Matthew: No, I mean, I had an aunt who was a hoarder and she collected every piece of everything and stored it somewhere in her tiny little apartment in the panhandle of Florida. I don’t think she looked at any of it and for the most part, I don’t think that AWS or Google or Microsoft are really using your data in any way that’s nefarious, but they’re definitely not going to make it easy for you to get it out of those places; they’re going to make it very, very expensive. And again, what they’re measuring is how much of a customer’s data are they holding onto whereas at Cloudflare we’re measuring how much can we enable you to move your data around and connected wherever you need it. And again, I think that that kind of gets to the fundamental difference between how we think of the world and how I think the hyperscale public clouds thing of the world. And it also gets to where are the places where it makes sense to use Cloudflare, and where are the places that it makes sense to use an AWS or Google Cloud or Microsoft Azure.
Corey: So, I have to ask, and this gets into the origin story trope a bit, but what radicalized you? For me, it was the realization one day that I could download two terabytes of data from S3 once, and it would cost significantly more than having Amazon.com ship me a two-terabyte hard drive from their store.

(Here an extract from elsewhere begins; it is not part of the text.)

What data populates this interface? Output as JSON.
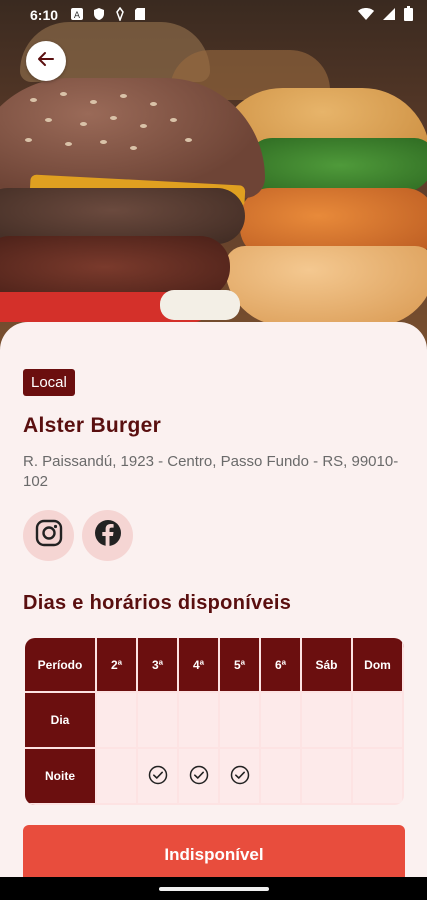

Matthew: I think that—so Cloudflare started with the basic idea that the internet’s not as good as it should be. If we all knew what the internet was going to be used for and what we’re all going to depend on it for, we would have made very different decisions in how it was designed. And we would have made sure that security was built in from day one, we would have—you know, the internet is very reliable and available, but there are now airplanes that can’t land if the internet goes offline, they are shopping transactions shut down if the internet goes offline. And so, I don’t think we understood—we made it available to some extent, but not nearly to the level that we all now depend on it. And it wasn’t as fast or as efficient as it possibly could be. It’s still very dependent on the geography of where data is located.
And so, Cloudflare started out by saying, “Can we fix that? Can we go back and effectively patch the internet and make it what it should have been when we set down the original protocols in the ’60s, ’70s, and ’80s?” But can we go back and say, can we build a new, sort of, overlay on the internet that solves those problems: make it more secure, make it more reliable, make it faster and more efficient? And so, I think that that’s where we started, and as a result of, again, starting from that place, it just made fundamental sense that our job was, how do you move data from one place to another and do it in all of those ways? And so, where I think that, again, the hyperscale public clouds measure themselves by how much of a customer’s data are they hoarding; we measure ourselves by how easy are we making it to securely, reliably, and efficiently move any piece of data from one place to another.
And so, I guess, that is radical compared to some of the business models of the traditional cloud providers, but it just seems like what the internet should be. And that’s our North Star and that’s what just continues to drive us and I think is a big reason why more and more customers continue to rely on